Most academic libraries allow visitors from the community to come in person and use their online databases. Check each library that you would like to visit for visitor hours and access policies.
Most special collections departments/archives allow visitors. For some libraries, you may need to arrange your visit in advance.
Libraries frequently accept tours or special field trips from public schools. For GSU, we do a number of high school sessions where the high school students work on a specific research project. Please work with a librarian if you would like to plan/arrange this type of visit.
The GSU Library has two quick scan stations available that are optimum for scanning from print books or other print materials. You can save your scan to a USB drive or send it to an email address. It's free for anyone to use these two stations.
You can print in color or in black and white. As a visitor, you must purchase a Guest Card in order to print.
All public schools and public libraries in Georgia have access to a basic package of databases funded by the GALILEO consortium. (Private schools can participate for a fee.) Beyond the basic package, GALILEO also negotiates for affordable access to additional databases customized for individual institutions (probably for a fee). Thus, what is referred to as GALILEO in the K-12, public library, and academic library environment can look different between institutions.
Here's a list of databases available through GALILEO funding. Take note of the "Core Resources for All Communities":
Unfortunately, once you graduate from GSU, you can no longer access the library databases from home. If you would like to access GSU library databases, you will need to visit the library in person.
If you decide to join the Alumni Association, you will qualify for a Special Borrowers card which you can get at the Library North first floor service desk. The Special Borrowers Card will allow you to check out up to five books at a time for four weeks (It does not include any online access to databases.)

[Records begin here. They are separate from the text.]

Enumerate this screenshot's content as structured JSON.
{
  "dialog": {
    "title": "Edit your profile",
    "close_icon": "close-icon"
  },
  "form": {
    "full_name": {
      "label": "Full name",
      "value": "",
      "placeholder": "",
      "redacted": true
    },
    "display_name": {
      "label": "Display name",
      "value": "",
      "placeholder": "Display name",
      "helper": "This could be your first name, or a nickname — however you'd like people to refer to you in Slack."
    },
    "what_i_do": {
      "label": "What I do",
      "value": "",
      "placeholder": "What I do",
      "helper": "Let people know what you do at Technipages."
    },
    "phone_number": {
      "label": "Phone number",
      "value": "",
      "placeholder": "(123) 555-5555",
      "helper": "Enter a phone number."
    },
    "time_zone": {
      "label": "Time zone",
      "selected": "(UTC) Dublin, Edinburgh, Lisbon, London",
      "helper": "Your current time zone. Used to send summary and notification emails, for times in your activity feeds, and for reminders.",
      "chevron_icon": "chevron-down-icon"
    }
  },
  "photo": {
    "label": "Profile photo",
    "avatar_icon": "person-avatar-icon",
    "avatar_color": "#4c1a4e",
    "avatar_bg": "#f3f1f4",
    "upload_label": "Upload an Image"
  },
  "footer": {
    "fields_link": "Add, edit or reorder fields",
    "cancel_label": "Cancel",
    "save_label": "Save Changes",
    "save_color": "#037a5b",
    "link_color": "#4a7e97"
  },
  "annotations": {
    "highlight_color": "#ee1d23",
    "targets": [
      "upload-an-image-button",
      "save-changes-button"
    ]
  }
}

The general History: Primary Sources guide also has more information about finding different types of historical primary sources, including our print and microfilm collections, which you will still have access to after you graduate. (Be sure to ask at the front desk about using microfilm collections if you go in that direction after graduation: you will need help with logging into the readers).